Which Stock Should I Pick For My Next Dividend Reinvestment?

by: David Van Knapp


The dividends in my Dividend Growth Portfolio have accumulated to almost $1,000.

That means I will be selecting a new stock to reinvest in soon.

This article describes a scoring and winnowing process for making a good selection.

In my Dividend Growth Portfolio – which is a real-time, real-money portfolio that recently passed its 9th anniversary – I reinvest dividends when they accumulate to $1,000 in cash in my account. That happens about four times per year. I don’t drip the dividends.

The next $1,000 threshold will be hit soon, which means that I get to go shopping. I love shopping for dividend growth stocks. Because no new (outside) money ever enters this portfolio, dividend re-investments are the only times that I can shop for new stocks to place into the portfolio.

I have used various methods over the years to select stocks. Sometimes, I buy more of something I already own, while other times, I choose an entirely new stock. I like to find high-quality companies that have a certain minimum yield and that are trading at good valuations when I buy them.

This time around, I thought it would be fun to seek the “best” stock from among those that I have written up as Dividend Growth Stocks of the Month for Daily Trade Alert.

I conduct an analytical investigation for the stocks that I write up. While the exact factors and scoring systems have evolved since I began the series in 2015, two categories that I have always examined are the stock’s dividend resume and its quality as a company.

For example, in my recent report on Lowe’s (LOW), here is what its Dividend Resume looked like.

I color code each factor: red is worst, yellow is average, and dark green is best. I can easily make the color codes into a point system, assigning 1 for red, 2 for orange, 3 for yellow, 4 for green, and 5 for dark green. Doing that with the table above, I would get a total score of 46 for Lowe’s dividend record. Since there are 10 factors, that means the per-factor score is 4.6. Since 5 is the maximum score, 4.6 is very good.

I grade Company Quality similarly. Here is Lowe’s quality scoring.

The total score is 18, or an average of 4.5 per factor. Again, that’s a very good score.

I have carried those scores into the table below. The table lists the 20 stocks that I have analyzed since the beginning of 2016, showing their per-factor scores in the two categories illustrated above. See if you agree with the dividend scores and company quality rankings that I came up with.

The companies are listed in reverse chronological order of their articles, beginning with August 2017 and ending with January 2016. I will discuss the highlighted companies below the table.

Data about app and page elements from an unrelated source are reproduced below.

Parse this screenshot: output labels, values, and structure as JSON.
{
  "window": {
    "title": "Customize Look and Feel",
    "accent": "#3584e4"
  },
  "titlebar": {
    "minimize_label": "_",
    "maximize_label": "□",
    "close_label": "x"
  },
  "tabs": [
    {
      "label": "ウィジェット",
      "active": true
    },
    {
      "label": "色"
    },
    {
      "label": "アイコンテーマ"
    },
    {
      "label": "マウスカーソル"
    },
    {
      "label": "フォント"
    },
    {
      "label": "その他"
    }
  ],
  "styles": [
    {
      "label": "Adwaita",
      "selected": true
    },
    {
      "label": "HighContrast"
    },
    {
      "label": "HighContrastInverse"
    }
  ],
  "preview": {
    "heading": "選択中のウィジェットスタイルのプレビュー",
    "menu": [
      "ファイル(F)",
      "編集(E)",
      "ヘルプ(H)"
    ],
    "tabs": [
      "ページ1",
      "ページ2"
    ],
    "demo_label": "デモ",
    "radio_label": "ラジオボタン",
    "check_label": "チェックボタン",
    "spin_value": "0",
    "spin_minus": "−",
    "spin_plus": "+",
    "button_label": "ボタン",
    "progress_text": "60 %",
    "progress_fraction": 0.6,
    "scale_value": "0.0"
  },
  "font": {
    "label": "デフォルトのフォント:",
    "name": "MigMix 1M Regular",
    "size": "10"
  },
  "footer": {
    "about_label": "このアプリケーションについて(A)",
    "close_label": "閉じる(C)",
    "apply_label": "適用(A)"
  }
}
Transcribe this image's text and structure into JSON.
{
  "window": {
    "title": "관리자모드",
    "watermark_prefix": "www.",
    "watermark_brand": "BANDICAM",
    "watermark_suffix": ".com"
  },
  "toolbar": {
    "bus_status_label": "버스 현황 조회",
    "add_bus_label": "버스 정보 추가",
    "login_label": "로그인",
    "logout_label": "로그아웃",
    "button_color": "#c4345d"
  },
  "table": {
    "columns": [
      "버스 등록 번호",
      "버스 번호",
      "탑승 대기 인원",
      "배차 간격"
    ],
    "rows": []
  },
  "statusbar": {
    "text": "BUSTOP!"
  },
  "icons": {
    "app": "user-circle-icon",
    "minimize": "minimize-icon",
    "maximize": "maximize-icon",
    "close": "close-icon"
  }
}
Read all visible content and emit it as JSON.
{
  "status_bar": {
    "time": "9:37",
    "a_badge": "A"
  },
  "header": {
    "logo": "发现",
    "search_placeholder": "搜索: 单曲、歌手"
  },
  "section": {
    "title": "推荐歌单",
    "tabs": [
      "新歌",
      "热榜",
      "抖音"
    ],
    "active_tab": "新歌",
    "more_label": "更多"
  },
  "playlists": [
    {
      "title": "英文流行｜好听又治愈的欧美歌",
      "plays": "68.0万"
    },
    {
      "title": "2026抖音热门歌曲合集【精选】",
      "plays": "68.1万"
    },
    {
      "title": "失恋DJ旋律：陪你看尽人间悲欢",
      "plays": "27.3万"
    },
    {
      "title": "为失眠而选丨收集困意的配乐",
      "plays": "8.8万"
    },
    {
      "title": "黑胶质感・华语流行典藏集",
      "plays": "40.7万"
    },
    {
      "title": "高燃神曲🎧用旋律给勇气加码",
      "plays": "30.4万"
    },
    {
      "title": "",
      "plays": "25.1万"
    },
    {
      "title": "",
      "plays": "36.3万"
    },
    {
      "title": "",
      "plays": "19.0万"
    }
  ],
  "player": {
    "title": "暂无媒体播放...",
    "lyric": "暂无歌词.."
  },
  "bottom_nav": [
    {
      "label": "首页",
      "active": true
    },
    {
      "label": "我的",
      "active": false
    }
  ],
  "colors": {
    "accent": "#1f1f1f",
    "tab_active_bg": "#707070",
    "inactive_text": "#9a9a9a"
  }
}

The eight companies highlighted in green scored at least 7.9 points combined in the two categories (out of 10 possible points). For my next purchase, I will pick from among those. (It is possible that I will instead choose to buy more shares of a stock I already own, but my current intent is to choose from this list.)

Next, I insert the companies’ yields and Morningstar’s star-rating valuation. (My complete method for determining valuation includes not only Morningstar but several other factors. See this article for a full description.)

I color-coded the two new columns, using the same color schemes that I use in the Dividend Growth Stock of the Month articles. Based on these two new columns, I will eliminate Starbucks (SBUX) (yield too low) and Boeing (BA) (poor valuation) from consideration.

I will also eliminate PepsiCo (PEP), not because it is not a strong candidate, but because it already comprises 8.5% of the portfolio. That leaves me with these five candidates.

I will admit that three of these stocks have been on my radar for a long time, just based on my general familiarity with the universe of dividend growth stocks: Lowe’s, Amgen (NASDAQ:AMGN), and VF (NYSE:VFC). I think I will narrow my choices down to those three, recognizing that it is a subjective judgement to eliminate the other two.

There are a few additional factors to consider in addition to fleshing out the valuations. In my articles, I evaluate each company’s financials plus a few miscellaneous factors, one of which is beta. I like low volatility stocks just based on general principles. Let’s add to the table the financial scores I gave each company plus its current five-year beta.

I think I’ll eliminate Amgen because of its high beta. And, my guideline for this portfolio has been to require initial yields of at least 2.7%. If I follow that here, I would need to eliminate Lowe’s, even though it is a high-quality company with apparently the best valuation of the candidates. But for purposes of discussion, I won’t eliminate it just yet.

So, I’m down to two candidates.

I’ll make my final decision in the next week or two.

Assuming that you were picking from the starting universe of 20 stocks, which one would you pick? What do you think of the winnowing process described in this article?

Disclosure: I am/we are long BA, PEP, SBUX.

I wrote this article myself, and it expresses my own opinions. I am not receiving compensation for it (other than from Seeking Alpha). I have no business relationship with any company whose stock is mentioned in this article.